---------- Provided records ----------

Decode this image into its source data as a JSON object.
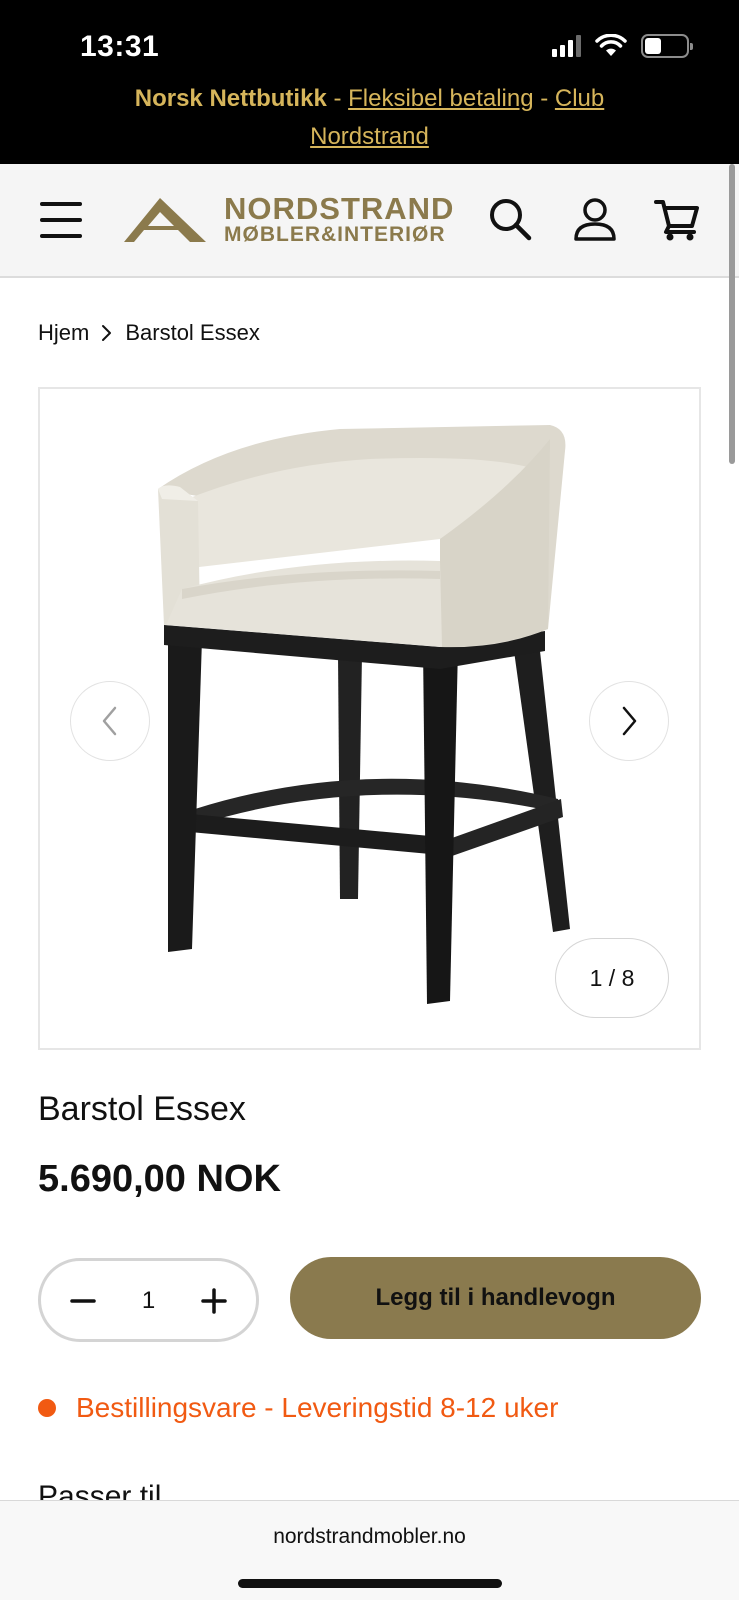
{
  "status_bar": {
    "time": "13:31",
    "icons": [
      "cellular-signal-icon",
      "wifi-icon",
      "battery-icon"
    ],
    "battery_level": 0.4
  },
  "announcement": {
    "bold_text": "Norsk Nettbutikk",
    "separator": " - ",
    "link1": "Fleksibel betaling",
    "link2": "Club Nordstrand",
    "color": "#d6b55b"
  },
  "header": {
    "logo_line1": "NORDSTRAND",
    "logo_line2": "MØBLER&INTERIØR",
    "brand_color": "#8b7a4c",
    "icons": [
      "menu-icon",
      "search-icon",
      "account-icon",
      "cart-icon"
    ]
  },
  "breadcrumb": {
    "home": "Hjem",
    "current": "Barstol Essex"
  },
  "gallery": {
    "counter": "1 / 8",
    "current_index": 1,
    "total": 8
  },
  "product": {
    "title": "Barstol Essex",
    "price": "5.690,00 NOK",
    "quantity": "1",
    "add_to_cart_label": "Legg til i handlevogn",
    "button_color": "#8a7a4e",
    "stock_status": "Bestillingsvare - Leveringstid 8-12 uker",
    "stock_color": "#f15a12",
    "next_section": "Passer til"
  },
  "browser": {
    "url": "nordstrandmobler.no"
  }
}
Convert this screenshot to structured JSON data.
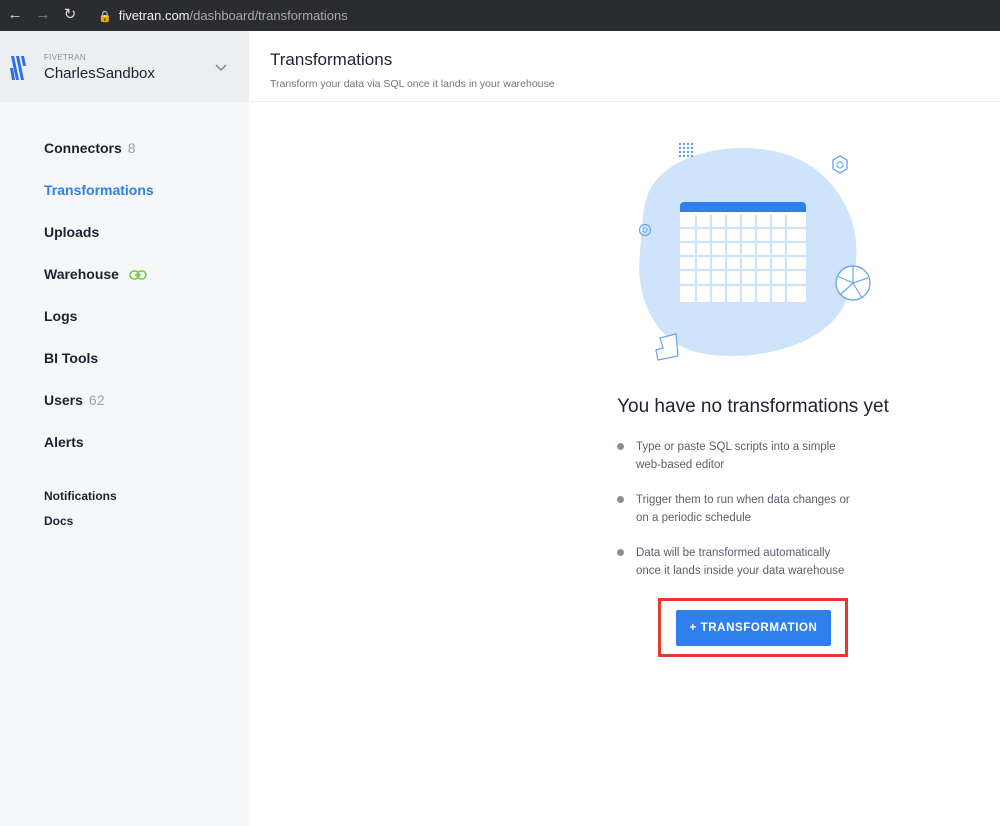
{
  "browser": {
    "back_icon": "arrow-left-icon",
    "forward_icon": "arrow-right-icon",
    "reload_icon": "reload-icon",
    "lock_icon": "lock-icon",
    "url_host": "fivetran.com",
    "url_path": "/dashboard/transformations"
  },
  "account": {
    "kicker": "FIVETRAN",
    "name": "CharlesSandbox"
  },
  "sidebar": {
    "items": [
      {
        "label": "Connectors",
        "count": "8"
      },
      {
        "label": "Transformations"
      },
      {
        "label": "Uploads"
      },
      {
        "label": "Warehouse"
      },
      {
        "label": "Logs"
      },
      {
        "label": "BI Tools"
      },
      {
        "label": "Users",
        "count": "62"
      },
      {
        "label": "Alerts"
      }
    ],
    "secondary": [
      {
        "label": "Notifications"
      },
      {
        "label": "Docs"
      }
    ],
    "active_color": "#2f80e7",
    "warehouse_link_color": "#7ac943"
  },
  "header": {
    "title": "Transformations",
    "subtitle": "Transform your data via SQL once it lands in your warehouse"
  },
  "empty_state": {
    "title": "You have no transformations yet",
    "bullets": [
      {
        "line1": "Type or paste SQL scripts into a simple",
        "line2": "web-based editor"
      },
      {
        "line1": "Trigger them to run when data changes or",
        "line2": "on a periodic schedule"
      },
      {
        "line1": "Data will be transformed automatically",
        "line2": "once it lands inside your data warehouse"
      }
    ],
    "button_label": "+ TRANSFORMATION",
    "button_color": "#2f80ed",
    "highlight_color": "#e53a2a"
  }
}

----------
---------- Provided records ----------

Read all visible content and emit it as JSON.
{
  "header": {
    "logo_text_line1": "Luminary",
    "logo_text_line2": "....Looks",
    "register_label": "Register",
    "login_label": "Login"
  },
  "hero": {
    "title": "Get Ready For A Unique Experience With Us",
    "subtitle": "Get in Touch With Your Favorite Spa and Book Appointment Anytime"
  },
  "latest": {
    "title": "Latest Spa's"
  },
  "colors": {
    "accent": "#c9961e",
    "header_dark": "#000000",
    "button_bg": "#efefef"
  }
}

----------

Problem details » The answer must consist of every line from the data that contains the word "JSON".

Exercise result »
Decode this image into its source data as a JSON object.
Convert this screenshot to structured JSON data.
Read all visible content and emit it as JSON.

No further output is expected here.